But because intrinsic locks are reentrant, if a thread tries to acquire a lock that it already holds, the request succeeds. Reentrancy means that locks are acquired on a per-thread rather than per-invocation basis.
So reentrancy in Java means that one does not need to reacquire a lock if an embedded code block needs the same lock. This is quite a departure from the functional programming use of the term which relates to Idempotence.
Even the wikipedia entry begs for some rethinking:
Therefore, reentrance is a stronger property than thread-safety and by definition results in it: every reentrant function is thread-safe, but not every thread-safe function is reentrant.
The way I see it reentrancy is a stricter form of the Law of demeter i.e. you can only play with toys (objects) pass into your methods. And even then, we need to qualify that play also means not mutating those object parameters.
I don't agree with the statements that Every threadsafe function is reentrant. A thread safe function in java can as a side effect mutate state. But reentrancy does not allow side effects; you can only return state changes by representing the side effects as return values.
Pho: I don't agree with the statements that Every threadsafe function is reentrant.
True, that is what the wiki entry also says rite? Every threadsafe function is *not* reentrant. However, in java, every threadsafe function indeed is reentrant because lock are taken on per thread basis(as Brian Goetz said) and so a thread acquiring a lock can re-enter in the function without worrying about how many threads are waiting for the lock.

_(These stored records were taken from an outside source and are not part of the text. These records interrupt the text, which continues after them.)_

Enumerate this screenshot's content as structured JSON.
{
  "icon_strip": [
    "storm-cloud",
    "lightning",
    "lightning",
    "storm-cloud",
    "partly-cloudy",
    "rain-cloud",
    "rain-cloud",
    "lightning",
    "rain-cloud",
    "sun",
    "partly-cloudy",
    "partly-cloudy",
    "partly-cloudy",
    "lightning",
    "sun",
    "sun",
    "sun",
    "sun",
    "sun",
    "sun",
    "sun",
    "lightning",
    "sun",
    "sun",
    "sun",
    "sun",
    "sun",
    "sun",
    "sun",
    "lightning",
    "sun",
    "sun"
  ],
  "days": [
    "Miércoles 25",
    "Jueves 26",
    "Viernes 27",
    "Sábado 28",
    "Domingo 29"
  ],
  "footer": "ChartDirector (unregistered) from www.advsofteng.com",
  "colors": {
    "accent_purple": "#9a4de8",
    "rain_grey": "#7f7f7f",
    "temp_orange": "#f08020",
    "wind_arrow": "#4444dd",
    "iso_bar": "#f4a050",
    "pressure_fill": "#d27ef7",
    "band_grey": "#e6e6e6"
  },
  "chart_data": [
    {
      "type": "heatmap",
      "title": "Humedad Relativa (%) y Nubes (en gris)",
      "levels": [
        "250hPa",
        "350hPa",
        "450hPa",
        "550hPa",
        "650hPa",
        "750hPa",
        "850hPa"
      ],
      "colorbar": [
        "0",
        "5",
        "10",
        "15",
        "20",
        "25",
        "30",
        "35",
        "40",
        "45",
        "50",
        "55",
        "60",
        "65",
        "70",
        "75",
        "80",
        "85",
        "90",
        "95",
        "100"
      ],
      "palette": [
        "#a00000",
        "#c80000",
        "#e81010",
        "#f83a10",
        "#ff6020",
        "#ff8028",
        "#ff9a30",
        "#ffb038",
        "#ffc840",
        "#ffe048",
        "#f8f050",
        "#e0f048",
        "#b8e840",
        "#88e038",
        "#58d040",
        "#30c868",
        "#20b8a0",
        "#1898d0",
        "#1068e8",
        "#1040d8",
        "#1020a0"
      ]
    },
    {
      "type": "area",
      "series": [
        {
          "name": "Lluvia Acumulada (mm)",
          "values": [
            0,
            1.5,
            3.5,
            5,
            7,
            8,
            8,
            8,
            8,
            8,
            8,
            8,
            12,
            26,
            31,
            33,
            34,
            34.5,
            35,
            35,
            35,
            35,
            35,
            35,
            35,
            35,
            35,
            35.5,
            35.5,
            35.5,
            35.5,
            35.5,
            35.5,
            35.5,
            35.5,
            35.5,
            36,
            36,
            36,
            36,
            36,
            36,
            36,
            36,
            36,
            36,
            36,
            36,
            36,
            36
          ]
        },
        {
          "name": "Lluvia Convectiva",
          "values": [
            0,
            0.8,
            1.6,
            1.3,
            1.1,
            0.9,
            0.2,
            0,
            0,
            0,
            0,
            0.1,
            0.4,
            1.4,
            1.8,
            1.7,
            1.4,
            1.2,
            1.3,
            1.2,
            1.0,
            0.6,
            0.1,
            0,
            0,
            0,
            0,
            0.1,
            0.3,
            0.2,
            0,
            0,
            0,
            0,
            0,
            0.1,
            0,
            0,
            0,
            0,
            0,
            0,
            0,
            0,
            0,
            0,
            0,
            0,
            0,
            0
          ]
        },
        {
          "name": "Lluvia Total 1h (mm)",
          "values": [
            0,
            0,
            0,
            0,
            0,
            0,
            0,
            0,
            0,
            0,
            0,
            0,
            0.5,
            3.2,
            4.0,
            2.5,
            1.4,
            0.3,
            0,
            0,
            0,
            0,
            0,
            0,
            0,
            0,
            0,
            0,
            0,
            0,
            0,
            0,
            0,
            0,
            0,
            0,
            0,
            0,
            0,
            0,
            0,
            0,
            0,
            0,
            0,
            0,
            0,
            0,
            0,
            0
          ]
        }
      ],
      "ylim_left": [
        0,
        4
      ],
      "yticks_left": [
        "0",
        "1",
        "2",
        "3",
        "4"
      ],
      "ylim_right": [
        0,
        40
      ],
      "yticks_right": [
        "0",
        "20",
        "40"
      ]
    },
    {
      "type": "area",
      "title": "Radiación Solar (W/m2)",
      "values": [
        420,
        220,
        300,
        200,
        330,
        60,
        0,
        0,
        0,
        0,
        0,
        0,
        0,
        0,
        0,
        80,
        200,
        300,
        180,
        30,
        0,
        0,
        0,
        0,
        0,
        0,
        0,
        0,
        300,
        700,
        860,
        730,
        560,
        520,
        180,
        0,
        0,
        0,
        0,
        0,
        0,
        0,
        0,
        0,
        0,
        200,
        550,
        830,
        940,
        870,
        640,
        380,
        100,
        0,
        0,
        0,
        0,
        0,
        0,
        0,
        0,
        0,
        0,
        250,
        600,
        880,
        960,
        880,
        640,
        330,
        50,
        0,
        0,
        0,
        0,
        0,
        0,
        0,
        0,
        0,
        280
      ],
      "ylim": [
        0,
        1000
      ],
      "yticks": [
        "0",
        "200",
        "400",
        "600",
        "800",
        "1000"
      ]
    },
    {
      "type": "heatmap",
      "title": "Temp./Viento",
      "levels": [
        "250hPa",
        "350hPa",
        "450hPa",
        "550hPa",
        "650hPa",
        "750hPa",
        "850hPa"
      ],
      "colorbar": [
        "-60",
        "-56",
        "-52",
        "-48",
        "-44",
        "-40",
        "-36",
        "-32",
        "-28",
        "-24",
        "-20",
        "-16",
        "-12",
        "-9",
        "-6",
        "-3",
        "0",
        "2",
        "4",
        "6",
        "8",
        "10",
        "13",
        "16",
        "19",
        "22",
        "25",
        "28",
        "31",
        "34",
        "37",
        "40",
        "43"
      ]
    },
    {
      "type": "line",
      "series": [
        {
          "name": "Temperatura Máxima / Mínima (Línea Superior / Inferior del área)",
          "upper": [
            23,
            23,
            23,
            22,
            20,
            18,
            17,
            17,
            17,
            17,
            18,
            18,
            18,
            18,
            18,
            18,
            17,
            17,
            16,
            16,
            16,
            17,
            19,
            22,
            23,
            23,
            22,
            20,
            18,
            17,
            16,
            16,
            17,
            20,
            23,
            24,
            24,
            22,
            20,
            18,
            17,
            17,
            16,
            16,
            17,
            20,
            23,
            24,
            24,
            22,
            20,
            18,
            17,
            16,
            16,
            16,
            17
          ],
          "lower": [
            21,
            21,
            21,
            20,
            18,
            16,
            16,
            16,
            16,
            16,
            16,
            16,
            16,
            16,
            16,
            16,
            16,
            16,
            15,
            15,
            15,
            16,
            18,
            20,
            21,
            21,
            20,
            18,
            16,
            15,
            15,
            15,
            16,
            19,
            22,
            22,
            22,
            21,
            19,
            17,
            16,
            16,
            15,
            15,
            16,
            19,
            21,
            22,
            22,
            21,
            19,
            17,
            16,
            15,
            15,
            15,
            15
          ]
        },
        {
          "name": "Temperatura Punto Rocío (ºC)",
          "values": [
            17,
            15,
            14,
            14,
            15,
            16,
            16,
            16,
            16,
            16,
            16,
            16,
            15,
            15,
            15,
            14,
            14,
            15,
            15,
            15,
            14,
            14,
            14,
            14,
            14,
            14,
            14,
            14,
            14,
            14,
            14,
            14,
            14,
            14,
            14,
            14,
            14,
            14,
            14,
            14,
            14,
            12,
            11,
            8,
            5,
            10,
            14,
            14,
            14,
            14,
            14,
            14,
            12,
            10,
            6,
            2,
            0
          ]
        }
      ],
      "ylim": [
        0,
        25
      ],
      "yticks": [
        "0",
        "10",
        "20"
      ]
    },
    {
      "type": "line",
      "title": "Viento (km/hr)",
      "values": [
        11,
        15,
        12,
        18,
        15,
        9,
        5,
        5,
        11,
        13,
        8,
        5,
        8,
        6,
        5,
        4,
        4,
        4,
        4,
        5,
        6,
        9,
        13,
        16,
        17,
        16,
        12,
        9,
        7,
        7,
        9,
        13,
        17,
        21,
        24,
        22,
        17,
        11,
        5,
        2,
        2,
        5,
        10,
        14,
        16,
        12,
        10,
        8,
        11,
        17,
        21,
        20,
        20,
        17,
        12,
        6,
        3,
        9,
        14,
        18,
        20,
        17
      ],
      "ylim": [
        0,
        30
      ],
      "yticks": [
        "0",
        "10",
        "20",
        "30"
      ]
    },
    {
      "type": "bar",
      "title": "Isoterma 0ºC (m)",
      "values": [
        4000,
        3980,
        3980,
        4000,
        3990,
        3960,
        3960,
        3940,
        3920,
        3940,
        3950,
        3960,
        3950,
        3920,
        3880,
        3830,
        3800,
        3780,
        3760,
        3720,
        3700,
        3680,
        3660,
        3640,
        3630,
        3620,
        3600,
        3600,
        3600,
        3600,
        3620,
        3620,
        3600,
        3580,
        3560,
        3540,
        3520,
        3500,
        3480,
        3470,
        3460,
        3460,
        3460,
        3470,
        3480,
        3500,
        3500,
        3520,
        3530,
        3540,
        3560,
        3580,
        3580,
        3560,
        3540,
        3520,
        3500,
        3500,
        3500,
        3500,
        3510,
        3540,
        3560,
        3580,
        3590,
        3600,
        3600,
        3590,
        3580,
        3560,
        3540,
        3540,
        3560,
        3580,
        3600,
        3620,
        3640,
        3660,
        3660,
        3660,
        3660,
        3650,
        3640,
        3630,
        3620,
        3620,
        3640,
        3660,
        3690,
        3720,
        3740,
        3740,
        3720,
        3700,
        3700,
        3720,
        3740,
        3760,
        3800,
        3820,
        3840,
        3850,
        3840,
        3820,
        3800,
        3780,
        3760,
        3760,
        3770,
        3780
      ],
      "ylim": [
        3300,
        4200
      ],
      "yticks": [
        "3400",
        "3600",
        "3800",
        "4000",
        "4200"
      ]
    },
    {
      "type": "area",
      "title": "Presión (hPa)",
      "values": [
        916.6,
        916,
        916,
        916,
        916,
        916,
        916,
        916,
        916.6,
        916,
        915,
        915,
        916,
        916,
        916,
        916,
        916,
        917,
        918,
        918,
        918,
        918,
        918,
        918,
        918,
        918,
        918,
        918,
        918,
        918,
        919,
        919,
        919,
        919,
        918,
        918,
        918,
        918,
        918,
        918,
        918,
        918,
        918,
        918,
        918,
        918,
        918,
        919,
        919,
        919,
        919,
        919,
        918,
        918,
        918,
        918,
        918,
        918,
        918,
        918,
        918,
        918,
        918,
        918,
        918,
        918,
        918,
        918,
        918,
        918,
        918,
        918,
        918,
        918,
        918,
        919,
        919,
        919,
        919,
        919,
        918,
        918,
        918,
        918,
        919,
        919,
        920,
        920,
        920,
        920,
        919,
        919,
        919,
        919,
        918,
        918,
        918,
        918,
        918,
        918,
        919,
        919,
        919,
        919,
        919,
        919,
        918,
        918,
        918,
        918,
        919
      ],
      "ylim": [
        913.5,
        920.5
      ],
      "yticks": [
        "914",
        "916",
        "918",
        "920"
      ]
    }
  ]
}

Pho: A thread safe function in java can as a side effect mutate state.
Absolutely, infact a function is thread safe because it can mutate state without leaving the data in an inconsistent state in presence of multiple threads trying to execute the same code.
Pho:But reentrancy does not allow side effects
Why do you say so? I can change a global state from inside a reentrant function. isnt?
Reentrancy and thread-safety are two different behvaiors of any program however in java thread-safe programs can be reentrant without doing anything extra. In general, every reentrant function is threadsafe until and unless it behaves differently for different threads i.e. it does something like "if thread name is x then do this else do that, when thread x already has already entered once.". The reason being, if you have wrote a reentrant function then it means the function is prepared for more than one concurrent execution. [ January 27, 2008: Message edited by: Nitesh Kant ]
There seems to be an assumption in this thread that "reentrant" is a term restricted to the topic of threading. It isn't.
Java locks are reentrant. That means that a thread that already holds the lock can safely enter another block of code, synchronised using the same lock. Some other platforms do not have reentrant locks, and you somehow have to ensure you don't try to lock something you already locked (it's horrid).
But one can talk about reentrancy in other terms. For instance, even in a single-threaded program, one can have reentrant and non-reentrant methods. A reentrant method would be one that can safely be entered, even when the same method is in progress, further up the call stack (of the same thread). A non-reentrant method would not be safe to use in that way.
An example of a non-reentrant method would be one whose task is to write some text to a file. If that method were reentered, one would likely end up with a garbled mixture of two different bits of text. This sort of thing can happen in logging infrastructure, for instance.
Betty Rubble? Well, I would go with Betty... but I'd be thinking of Wilma.